Rius, A. G., and G. E. Dahl. 2006. Exposure to long-day photoperiod prepubertally may increase milk yield in first-lactation cows. J. Dairy Sci. 89:2080-2083.

Shamay, A., D. Werner, U. Moallem, H. Barash, and I. Bruckental. 2005. Effect of nursing management and skeletal size at weaning on puberty, skeletal growth rate, and milk production during first lactation of dairy heifers. J. Dairy Sci. 88:1460-1469.

Stobo, I. J. F., J. H. B. Roy, and H. J. Gaston. 1966. Rumen development in the calf. 1. The effect of diets containing different proportions of concentrates to hay on rumen development. Br. J. Nutr. 20:171-188.

Terré, M., C. Tejero, and A. Bach. 2009. Long-term effects on heifer performance of an enhanced growth feeding programme applied during the pre-weaning period. J. Dairy Res. 76:331-339.

Van Amburgh, M. E., and J. K. Drackley. 2005 Current perspectives on the energy and protein requirements of the pre-weaned calf. Pages 67-82 in Calf and Heifer Rearing: Principles of Rearing the Modern Dairy Heifer From Calf to Calving. P. C. Garnsworthy, ed. Nottingham Univ. Press, Nottingham, UK.

Van Amburgh, M. E., D. M. Galton, D. E. Bauman, and R. W. Everett. 1997. Management and economics of extended calving intervals with use of bovine somatotropin. Livest. Prod. Sci. 50:15-28.

Van Amburgh, M. E., D. M. Galton, D. E. Bauman, R. W. Everett, D. G. Fox, L. E. Chase, and H. N. Erb. 1998. Effects of three prepu-bertal body growth rates on performance of Holstein heifers during first lactation. J. Dairy Sci. 81:527-538.
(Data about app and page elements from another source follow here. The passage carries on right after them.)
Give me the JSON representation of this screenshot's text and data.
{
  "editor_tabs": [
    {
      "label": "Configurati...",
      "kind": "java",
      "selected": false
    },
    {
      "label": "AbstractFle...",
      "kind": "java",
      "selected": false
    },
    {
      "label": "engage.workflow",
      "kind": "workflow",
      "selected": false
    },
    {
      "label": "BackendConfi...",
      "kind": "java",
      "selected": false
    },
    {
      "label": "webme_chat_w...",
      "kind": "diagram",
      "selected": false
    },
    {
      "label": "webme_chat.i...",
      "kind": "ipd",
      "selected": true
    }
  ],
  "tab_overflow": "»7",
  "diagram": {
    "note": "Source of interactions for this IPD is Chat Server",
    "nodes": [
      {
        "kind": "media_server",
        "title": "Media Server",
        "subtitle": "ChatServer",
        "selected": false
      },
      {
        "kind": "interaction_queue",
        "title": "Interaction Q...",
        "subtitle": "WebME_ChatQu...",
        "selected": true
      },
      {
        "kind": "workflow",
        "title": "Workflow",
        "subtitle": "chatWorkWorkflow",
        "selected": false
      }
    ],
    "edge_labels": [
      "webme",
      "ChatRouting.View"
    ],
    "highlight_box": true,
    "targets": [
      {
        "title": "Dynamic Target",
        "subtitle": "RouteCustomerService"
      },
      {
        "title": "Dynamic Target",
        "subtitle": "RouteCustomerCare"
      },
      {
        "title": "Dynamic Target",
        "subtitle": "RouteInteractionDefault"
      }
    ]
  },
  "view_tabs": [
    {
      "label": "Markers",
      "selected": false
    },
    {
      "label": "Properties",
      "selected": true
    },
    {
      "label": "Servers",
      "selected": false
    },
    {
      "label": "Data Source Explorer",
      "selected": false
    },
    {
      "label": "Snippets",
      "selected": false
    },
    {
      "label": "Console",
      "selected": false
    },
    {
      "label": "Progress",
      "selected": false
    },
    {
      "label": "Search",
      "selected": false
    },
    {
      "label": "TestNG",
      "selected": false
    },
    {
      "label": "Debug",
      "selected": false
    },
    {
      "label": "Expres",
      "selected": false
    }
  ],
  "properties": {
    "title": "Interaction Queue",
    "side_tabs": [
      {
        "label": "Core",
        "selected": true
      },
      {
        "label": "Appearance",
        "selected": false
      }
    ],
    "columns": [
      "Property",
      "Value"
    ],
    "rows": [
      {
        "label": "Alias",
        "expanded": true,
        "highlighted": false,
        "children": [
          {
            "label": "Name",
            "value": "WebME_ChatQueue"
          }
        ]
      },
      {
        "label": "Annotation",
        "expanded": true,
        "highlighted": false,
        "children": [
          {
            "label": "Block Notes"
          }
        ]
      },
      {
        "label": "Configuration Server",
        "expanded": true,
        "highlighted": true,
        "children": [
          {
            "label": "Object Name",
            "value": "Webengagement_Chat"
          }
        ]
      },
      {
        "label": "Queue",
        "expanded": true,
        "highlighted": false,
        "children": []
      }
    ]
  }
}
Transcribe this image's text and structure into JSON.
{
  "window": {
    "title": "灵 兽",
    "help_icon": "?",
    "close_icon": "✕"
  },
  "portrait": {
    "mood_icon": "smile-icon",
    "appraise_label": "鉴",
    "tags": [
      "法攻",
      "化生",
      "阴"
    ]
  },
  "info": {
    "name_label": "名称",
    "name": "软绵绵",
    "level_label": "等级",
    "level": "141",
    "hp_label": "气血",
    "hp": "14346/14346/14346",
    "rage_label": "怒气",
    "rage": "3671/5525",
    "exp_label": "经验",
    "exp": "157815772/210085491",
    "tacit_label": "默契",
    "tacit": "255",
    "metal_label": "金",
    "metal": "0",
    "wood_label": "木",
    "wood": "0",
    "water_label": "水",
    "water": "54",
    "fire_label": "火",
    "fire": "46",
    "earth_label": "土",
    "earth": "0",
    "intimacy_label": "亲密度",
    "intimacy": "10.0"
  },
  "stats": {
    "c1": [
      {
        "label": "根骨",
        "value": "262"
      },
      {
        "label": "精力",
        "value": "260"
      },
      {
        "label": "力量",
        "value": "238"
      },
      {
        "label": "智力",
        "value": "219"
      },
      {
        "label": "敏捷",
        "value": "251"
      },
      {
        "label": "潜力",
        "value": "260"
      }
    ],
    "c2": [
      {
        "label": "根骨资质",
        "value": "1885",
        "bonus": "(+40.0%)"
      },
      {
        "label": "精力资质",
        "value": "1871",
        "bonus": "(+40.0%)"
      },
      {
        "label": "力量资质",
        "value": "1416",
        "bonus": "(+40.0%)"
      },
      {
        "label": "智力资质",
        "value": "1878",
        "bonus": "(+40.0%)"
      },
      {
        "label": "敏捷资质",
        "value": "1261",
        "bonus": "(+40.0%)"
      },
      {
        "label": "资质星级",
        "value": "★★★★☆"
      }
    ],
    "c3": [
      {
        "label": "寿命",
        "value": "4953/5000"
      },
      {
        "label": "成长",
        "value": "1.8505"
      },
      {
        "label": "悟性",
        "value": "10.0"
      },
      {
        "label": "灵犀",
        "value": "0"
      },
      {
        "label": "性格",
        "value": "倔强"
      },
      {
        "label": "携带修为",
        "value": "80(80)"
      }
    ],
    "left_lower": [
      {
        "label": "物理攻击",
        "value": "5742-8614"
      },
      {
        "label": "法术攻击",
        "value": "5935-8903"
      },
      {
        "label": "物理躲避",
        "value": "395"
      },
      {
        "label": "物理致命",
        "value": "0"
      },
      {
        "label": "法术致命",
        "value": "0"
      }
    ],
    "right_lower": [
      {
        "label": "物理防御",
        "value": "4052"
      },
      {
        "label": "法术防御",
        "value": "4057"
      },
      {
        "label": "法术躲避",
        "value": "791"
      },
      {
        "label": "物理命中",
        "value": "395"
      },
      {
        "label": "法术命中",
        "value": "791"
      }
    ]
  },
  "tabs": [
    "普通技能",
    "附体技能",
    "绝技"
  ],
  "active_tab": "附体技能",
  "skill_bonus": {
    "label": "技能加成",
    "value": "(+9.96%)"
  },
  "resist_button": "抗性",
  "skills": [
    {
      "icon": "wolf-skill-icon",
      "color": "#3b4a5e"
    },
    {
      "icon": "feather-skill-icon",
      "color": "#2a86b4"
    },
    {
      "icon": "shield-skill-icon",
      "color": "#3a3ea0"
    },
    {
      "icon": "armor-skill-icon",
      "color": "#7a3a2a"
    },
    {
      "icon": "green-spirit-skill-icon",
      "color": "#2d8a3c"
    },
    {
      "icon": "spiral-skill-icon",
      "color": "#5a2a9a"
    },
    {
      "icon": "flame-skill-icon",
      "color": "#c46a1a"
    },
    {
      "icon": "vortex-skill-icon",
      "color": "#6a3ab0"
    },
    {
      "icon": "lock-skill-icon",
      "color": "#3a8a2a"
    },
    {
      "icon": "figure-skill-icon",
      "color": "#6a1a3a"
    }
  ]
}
Weaver, I. C. G., N. Cervoni, F. A. Champagne, A. C. D'Alessio, S. Sharma, J. R. Seckl, S. Dymov, M. Szyf, and M. J. Meaney. 2004. Epigenetic programming by maternal behavior. Nat. Neurosci. 7:847-854.